▶ _TO DO_
Every entry is to be restated exactly; pictures are not part of the copy.

▶ _INFORMATION SHOWN_
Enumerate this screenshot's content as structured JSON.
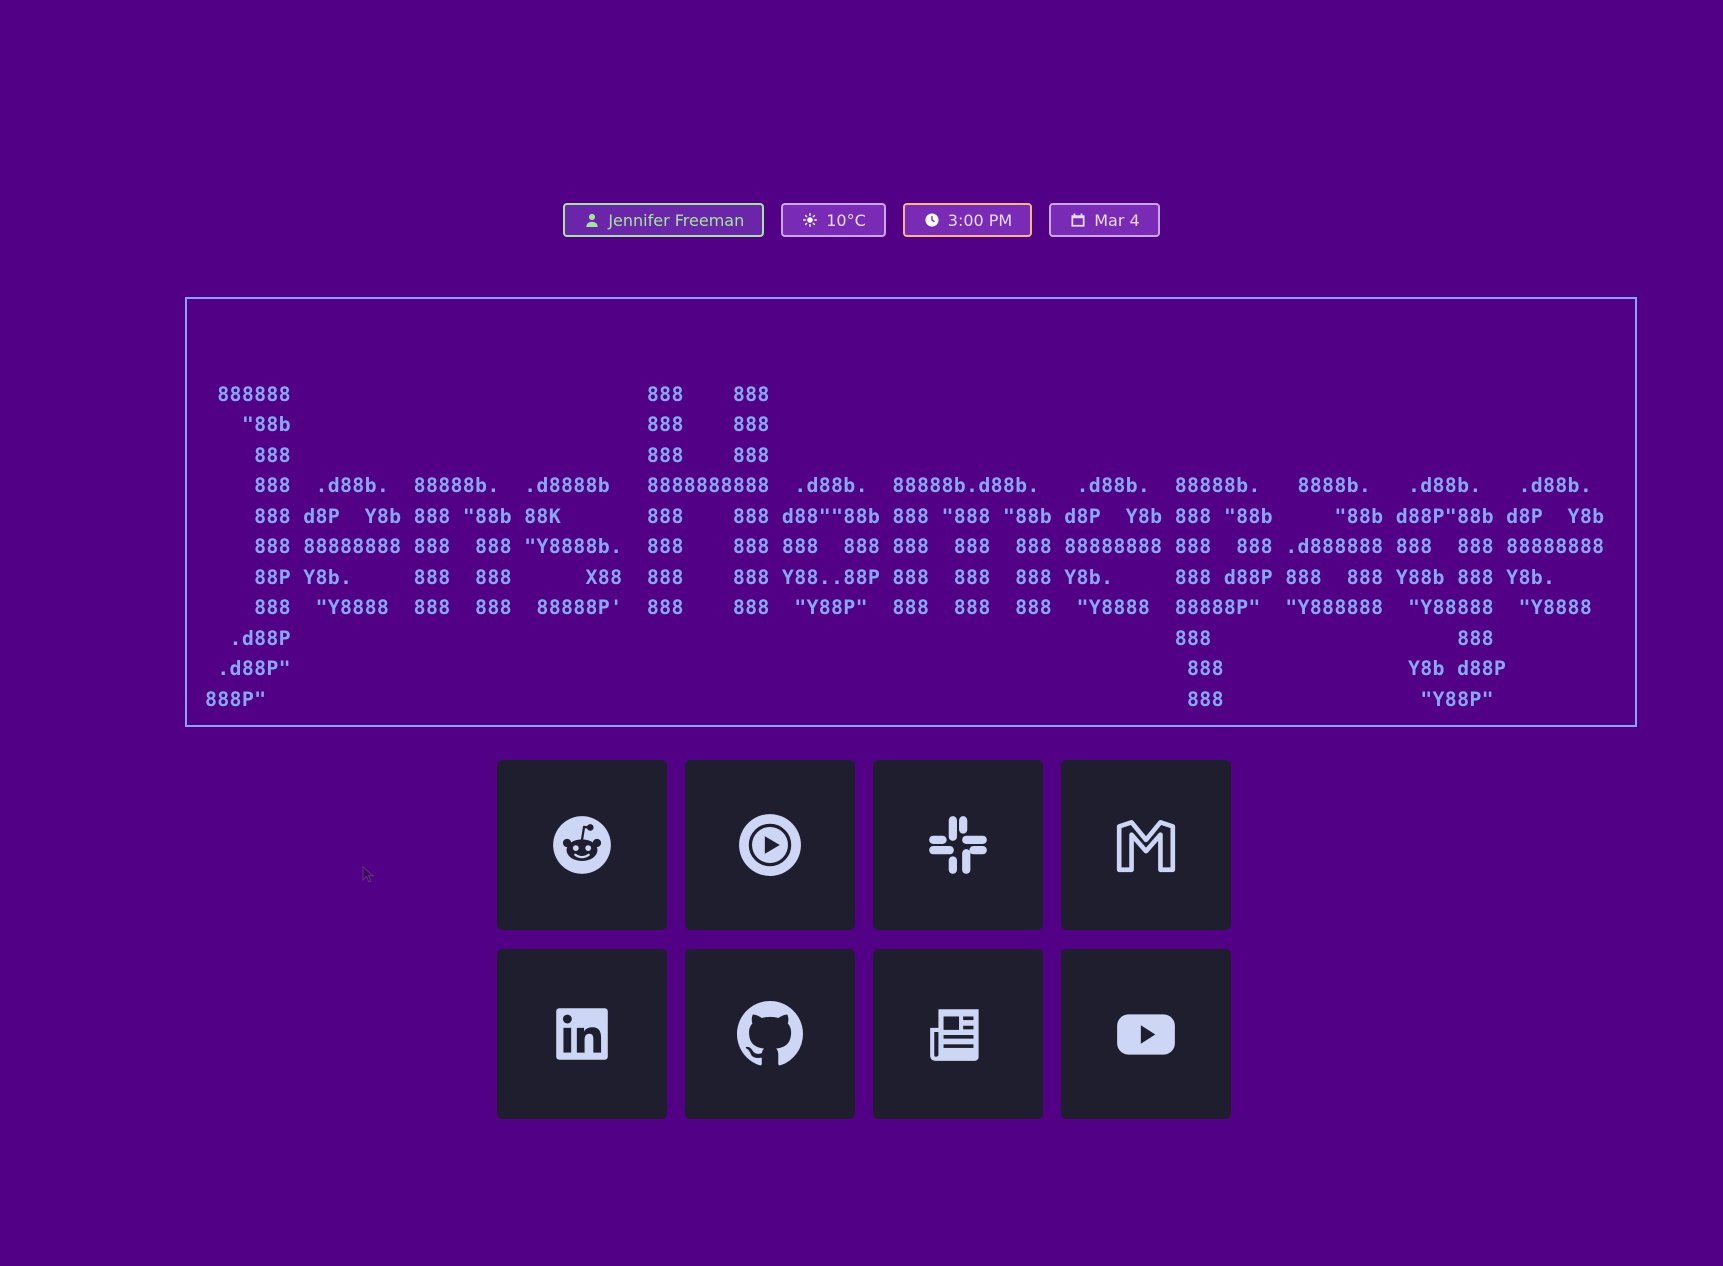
{
  "status": {
    "user": "Jennifer Freeman",
    "weather": "10°C",
    "time": "3:00 PM",
    "date": "Mar 4",
    "icons": [
      "user-icon",
      "sun-icon",
      "clock-icon",
      "calendar-icon"
    ]
  },
  "banner": {
    "lines": [
      "",
      " 888888                             888    888",
      "   \"88b                             888    888",
      "    888                             888    888",
      "    888  .d88b.  88888b.  .d8888b   8888888888  .d88b.  88888b.d88b.   .d88b.  88888b.   8888b.   .d88b.   .d88b.",
      "    888 d8P  Y8b 888 \"88b 88K       888    888 d88\"\"88b 888 \"888 \"88b d8P  Y8b 888 \"88b     \"88b d88P\"88b d8P  Y8b",
      "    888 88888888 888  888 \"Y8888b.  888    888 888  888 888  888  888 88888888 888  888 .d888888 888  888 88888888",
      "    88P Y8b.     888  888      X88  888    888 Y88..88P 888  888  888 Y8b.     888 d88P 888  888 Y88b 888 Y8b.",
      "    888  \"Y8888  888  888  88888P'  888    888  \"Y88P\"  888  888  888  \"Y8888  88888P\"  \"Y888888  \"Y88888  \"Y8888",
      "  .d88P                                                                        888                    888",
      " .d88P\"                                                                         888               Y8b d88P",
      "888P\"                                                                           888                \"Y88P\""
    ]
  },
  "links": [
    {
      "name": "reddit",
      "icon": "reddit-icon"
    },
    {
      "name": "youtube-music",
      "icon": "play-circle-icon"
    },
    {
      "name": "slack",
      "icon": "slack-icon"
    },
    {
      "name": "gmail",
      "icon": "gmail-icon"
    },
    {
      "name": "linkedin",
      "icon": "linkedin-icon"
    },
    {
      "name": "github",
      "icon": "github-icon"
    },
    {
      "name": "news",
      "icon": "newspaper-icon"
    },
    {
      "name": "youtube",
      "icon": "youtube-icon"
    }
  ],
  "colors": {
    "background": "#520085",
    "tile": "#1e1e2e",
    "icon": "#cdd6f4",
    "ascii": "#89a7f7",
    "user_accent": "#a6e3a1",
    "time_accent": "#fab387"
  }
}
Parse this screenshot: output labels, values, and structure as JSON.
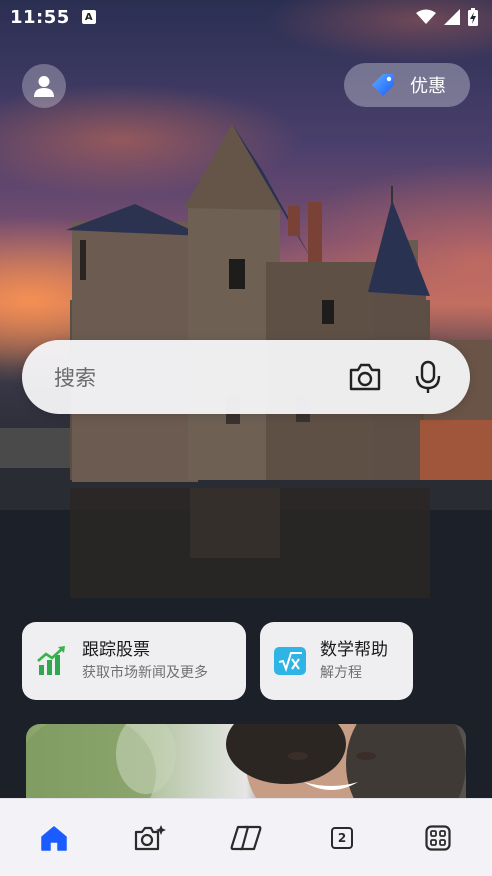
{
  "status_bar": {
    "time": "11:55",
    "notification_badge": "A"
  },
  "header": {
    "offers_label": "优惠"
  },
  "search": {
    "placeholder": "搜索"
  },
  "quick_cards": [
    {
      "title": "跟踪股票",
      "subtitle": "获取市场新闻及更多"
    },
    {
      "title": "数学帮助",
      "subtitle": "解方程"
    }
  ],
  "bottom_nav": {
    "tab_count": "2",
    "items": [
      "home-icon",
      "camera-sparkle-icon",
      "copilot-icon",
      "tabs-icon",
      "apps-grid-icon"
    ]
  },
  "colors": {
    "accent": "#1a5cff",
    "stocks_green": "#2fa84f",
    "math_teal": "#2fb4e6"
  }
}
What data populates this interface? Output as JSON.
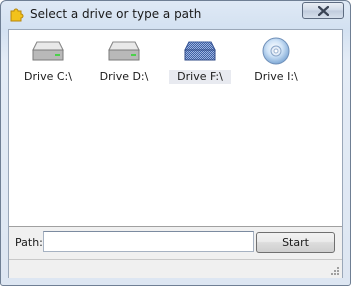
{
  "window": {
    "title": "Select a drive or type a path"
  },
  "icons": {
    "app": "puzzle-icon",
    "close": "close-icon",
    "hard_drive": "hard-drive-icon",
    "removable_drive": "removable-drive-icon",
    "optical_drive": "cd-drive-icon",
    "resize_grip": "resize-grip-icon"
  },
  "drives": [
    {
      "label": "Drive C:\\",
      "icon": "hard-drive-icon",
      "selected": false
    },
    {
      "label": "Drive D:\\",
      "icon": "hard-drive-icon",
      "selected": false
    },
    {
      "label": "Drive F:\\",
      "icon": "removable-drive-icon",
      "selected": true
    },
    {
      "label": "Drive I:\\",
      "icon": "cd-drive-icon",
      "selected": false
    }
  ],
  "path": {
    "label": "Path:",
    "value": "",
    "placeholder": ""
  },
  "buttons": {
    "start": "Start"
  },
  "colors": {
    "close_x": "#e8eef6",
    "selection": "#e8eaf0",
    "frame": "#dae5f3"
  }
}
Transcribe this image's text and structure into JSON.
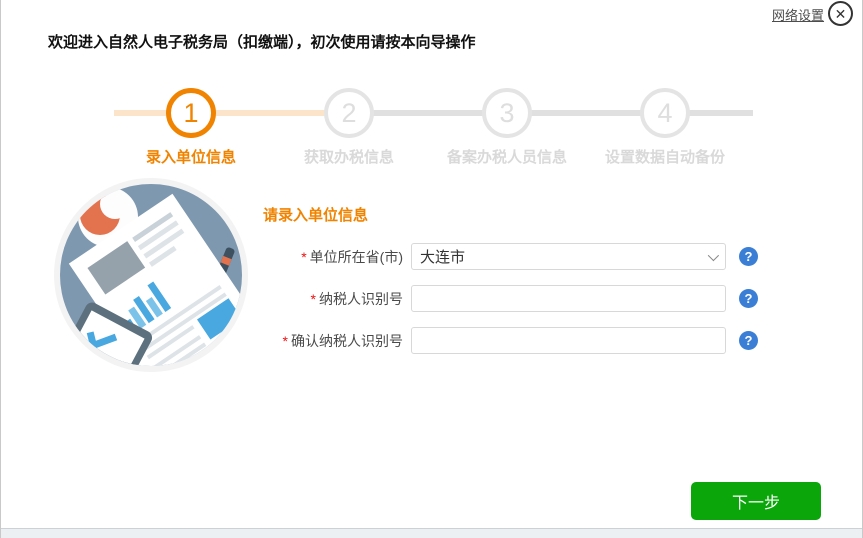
{
  "window_chrome": {
    "network_settings_label": "网络设置",
    "close_glyph": "✕"
  },
  "header": {
    "title": "欢迎进入自然人电子税务局（扣缴端），初次使用请按本向导操作"
  },
  "stepper": {
    "steps": [
      {
        "number": "1",
        "label": "录入单位信息",
        "state": "active"
      },
      {
        "number": "2",
        "label": "获取办税信息",
        "state": "pending"
      },
      {
        "number": "3",
        "label": "备案办税人员信息",
        "state": "pending"
      },
      {
        "number": "4",
        "label": "设置数据自动备份",
        "state": "pending"
      }
    ]
  },
  "form": {
    "heading": "请录入单位信息",
    "required_mark": "*",
    "fields": [
      {
        "label": "单位所在省(市)",
        "type": "select",
        "value": "大连市"
      },
      {
        "label": "纳税人识别号",
        "type": "text",
        "value": ""
      },
      {
        "label": "确认纳税人识别号",
        "type": "text",
        "value": ""
      }
    ],
    "help_glyph": "?",
    "next_button_label": "下一步"
  },
  "colors": {
    "accent_orange": "#f08300",
    "step_done_line": "#fbe4c9",
    "step_pending": "#e4e4e4",
    "help_blue": "#3a7fd5",
    "button_green": "#0aa60a",
    "illustration_bg": "#7e98af",
    "illustration_blue": "#49a8e0",
    "illustration_orange": "#e2734e"
  }
}
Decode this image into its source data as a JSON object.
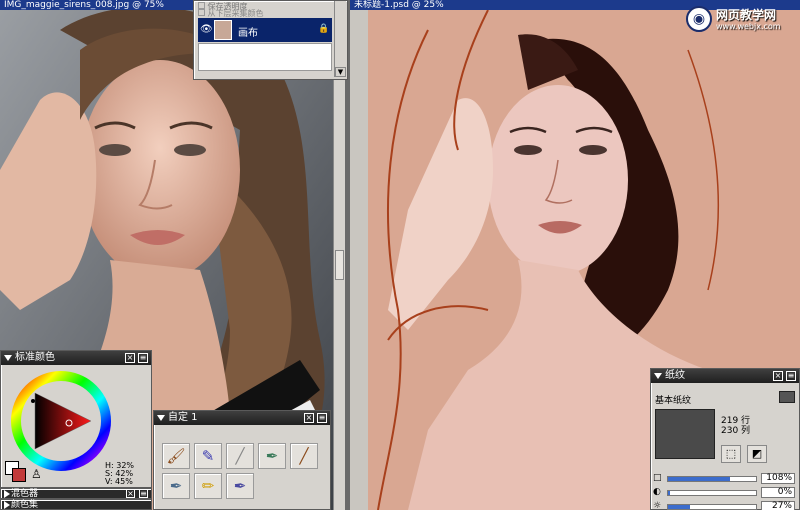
{
  "left_document": {
    "title": "IMG_maggie_sirens_008.jpg @ 75%"
  },
  "right_document": {
    "title": "未标题-1.psd @ 25%"
  },
  "watermark": {
    "line1": "网页教学网",
    "line2": "www.webjx.com"
  },
  "layers_panel": {
    "option1": "保存透明度",
    "option2": "从下层采集颜色",
    "layer_name": "画布"
  },
  "color_palette": {
    "title": "标准颜色",
    "h": "H: 32%",
    "s": "S: 42%",
    "v": "V: 45%",
    "main_color": "#c23a3a",
    "secondary_color": "#ffffff"
  },
  "collapsed_palettes": {
    "mixer": "混色器",
    "color_set": "颜色集"
  },
  "custom_palette": {
    "title": "自定 1"
  },
  "paper_palette": {
    "title": "纸纹",
    "paper_name": "基本纸纹",
    "rows": "219 行",
    "cols": "230 列",
    "scale": "108%",
    "contrast": "0%",
    "brightness": "27%",
    "scale_value": 0.7,
    "contrast_value": 0.02,
    "brightness_value": 0.25
  }
}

▶ _WRITTEN REPLY_
Enumerate this screenshot's content as structured JSON.
{
  "status": {
    "user": "Jennifer Freeman",
    "weather": "10°C",
    "time": "3:00 PM",
    "date": "Mar 4",
    "icons": [
      "user-icon",
      "sun-icon",
      "clock-icon",
      "calendar-icon"
    ]
  },
  "banner": {
    "lines": [
      "",
      " 888888                             888    888",
      "   \"88b                             888    888",
      "    888                             888    888",
      "    888  .d88b.  88888b.  .d8888b   8888888888  .d88b.  88888b.d88b.   .d88b.  88888b.   8888b.   .d88b.   .d88b.",
      "    888 d8P  Y8b 888 \"88b 88K       888    888 d88\"\"88b 888 \"888 \"88b d8P  Y8b 888 \"88b     \"88b d88P\"88b d8P  Y8b",
      "    888 88888888 888  888 \"Y8888b.  888    888 888  888 888  888  888 88888888 888  888 .d888888 888  888 88888888",
      "    88P Y8b.     888  888      X88  888    888 Y88..88P 888  888  888 Y8b.     888 d88P 888  888 Y88b 888 Y8b.",
      "    888  \"Y8888  888  888  88888P'  888    888  \"Y88P\"  888  888  888  \"Y8888  88888P\"  \"Y888888  \"Y88888  \"Y8888",
      "  .d88P                                                                        888                    888",
      " .d88P\"                                                                         888               Y8b d88P",
      "888P\"                                                                           888                \"Y88P\""
    ]
  },
  "links": [
    {
      "name": "reddit",
      "icon": "reddit-icon"
    },
    {
      "name": "youtube-music",
      "icon": "play-circle-icon"
    },
    {
      "name": "slack",
      "icon": "slack-icon"
    },
    {
      "name": "gmail",
      "icon": "gmail-icon"
    },
    {
      "name": "linkedin",
      "icon": "linkedin-icon"
    },
    {
      "name": "github",
      "icon": "github-icon"
    },
    {
      "name": "news",
      "icon": "newspaper-icon"
    },
    {
      "name": "youtube",
      "icon": "youtube-icon"
    }
  ],
  "colors": {
    "background": "#520085",
    "tile": "#1e1e2e",
    "icon": "#cdd6f4",
    "ascii": "#89a7f7",
    "user_accent": "#a6e3a1",
    "time_accent": "#fab387"
  }
}
Parse this screenshot: output labels, values, and structure as JSON.
{
  "status_bar": {
    "time": "11:55",
    "notification_badge": "A"
  },
  "header": {
    "offers_label": "优惠"
  },
  "search": {
    "placeholder": "搜索"
  },
  "quick_cards": [
    {
      "title": "跟踪股票",
      "subtitle": "获取市场新闻及更多"
    },
    {
      "title": "数学帮助",
      "subtitle": "解方程"
    }
  ],
  "bottom_nav": {
    "tab_count": "2",
    "items": [
      "home-icon",
      "camera-sparkle-icon",
      "copilot-icon",
      "tabs-icon",
      "apps-grid-icon"
    ]
  },
  "colors": {
    "accent": "#1a5cff",
    "stocks_green": "#2fa84f",
    "math_teal": "#2fb4e6"
  }
}
What data populates this interface? Output as JSON.
{
  "window": {
    "title": "Select a drive or type a path"
  },
  "icons": {
    "app": "puzzle-icon",
    "close": "close-icon",
    "hard_drive": "hard-drive-icon",
    "removable_drive": "removable-drive-icon",
    "optical_drive": "cd-drive-icon",
    "resize_grip": "resize-grip-icon"
  },
  "drives": [
    {
      "label": "Drive C:\\",
      "icon": "hard-drive-icon",
      "selected": false
    },
    {
      "label": "Drive D:\\",
      "icon": "hard-drive-icon",
      "selected": false
    },
    {
      "label": "Drive F:\\",
      "icon": "removable-drive-icon",
      "selected": true
    },
    {
      "label": "Drive I:\\",
      "icon": "cd-drive-icon",
      "selected": false
    }
  ],
  "path": {
    "label": "Path:",
    "value": "",
    "placeholder": ""
  },
  "buttons": {
    "start": "Start"
  },
  "colors": {
    "close_x": "#e8eef6",
    "selection": "#e8eaf0",
    "frame": "#dae5f3"
  }
}
Transcribe this image's text and structure into JSON.
{
  "window_chrome": {
    "network_settings_label": "网络设置",
    "close_glyph": "✕"
  },
  "header": {
    "title": "欢迎进入自然人电子税务局（扣缴端），初次使用请按本向导操作"
  },
  "stepper": {
    "steps": [
      {
        "number": "1",
        "label": "录入单位信息",
        "state": "active"
      },
      {
        "number": "2",
        "label": "获取办税信息",
        "state": "pending"
      },
      {
        "number": "3",
        "label": "备案办税人员信息",
        "state": "pending"
      },
      {
        "number": "4",
        "label": "设置数据自动备份",
        "state": "pending"
      }
    ]
  },
  "form": {
    "heading": "请录入单位信息",
    "required_mark": "*",
    "fields": [
      {
        "label": "单位所在省(市)",
        "type": "select",
        "value": "大连市"
      },
      {
        "label": "纳税人识别号",
        "type": "text",
        "value": ""
      },
      {
        "label": "确认纳税人识别号",
        "type": "text",
        "value": ""
      }
    ],
    "help_glyph": "?",
    "next_button_label": "下一步"
  },
  "colors": {
    "accent_orange": "#f08300",
    "step_done_line": "#fbe4c9",
    "step_pending": "#e4e4e4",
    "help_blue": "#3a7fd5",
    "button_green": "#0aa60a",
    "illustration_bg": "#7e98af",
    "illustration_blue": "#49a8e0",
    "illustration_orange": "#e2734e"
  }
}
Decode this image into its source data as a JSON object.
{
  "left_document": {
    "title": "IMG_maggie_sirens_008.jpg @ 75%"
  },
  "right_document": {
    "title": "未标题-1.psd @ 25%"
  },
  "watermark": {
    "line1": "网页教学网",
    "line2": "www.webjx.com"
  },
  "layers_panel": {
    "option1": "保存透明度",
    "option2": "从下层采集颜色",
    "layer_name": "画布"
  },
  "color_palette": {
    "title": "标准颜色",
    "h": "H: 32%",
    "s": "S: 42%",
    "v": "V: 45%",
    "main_color": "#c23a3a",
    "secondary_color": "#ffffff"
  },
  "collapsed_palettes": {
    "mixer": "混色器",
    "color_set": "颜色集"
  },
  "custom_palette": {
    "title": "自定 1"
  },
  "paper_palette": {
    "title": "纸纹",
    "paper_name": "基本纸纹",
    "rows": "219 行",
    "cols": "230 列",
    "scale": "108%",
    "contrast": "0%",
    "brightness": "27%",
    "scale_value": 0.7,
    "contrast_value": 0.02,
    "brightness_value": 0.25
  }
}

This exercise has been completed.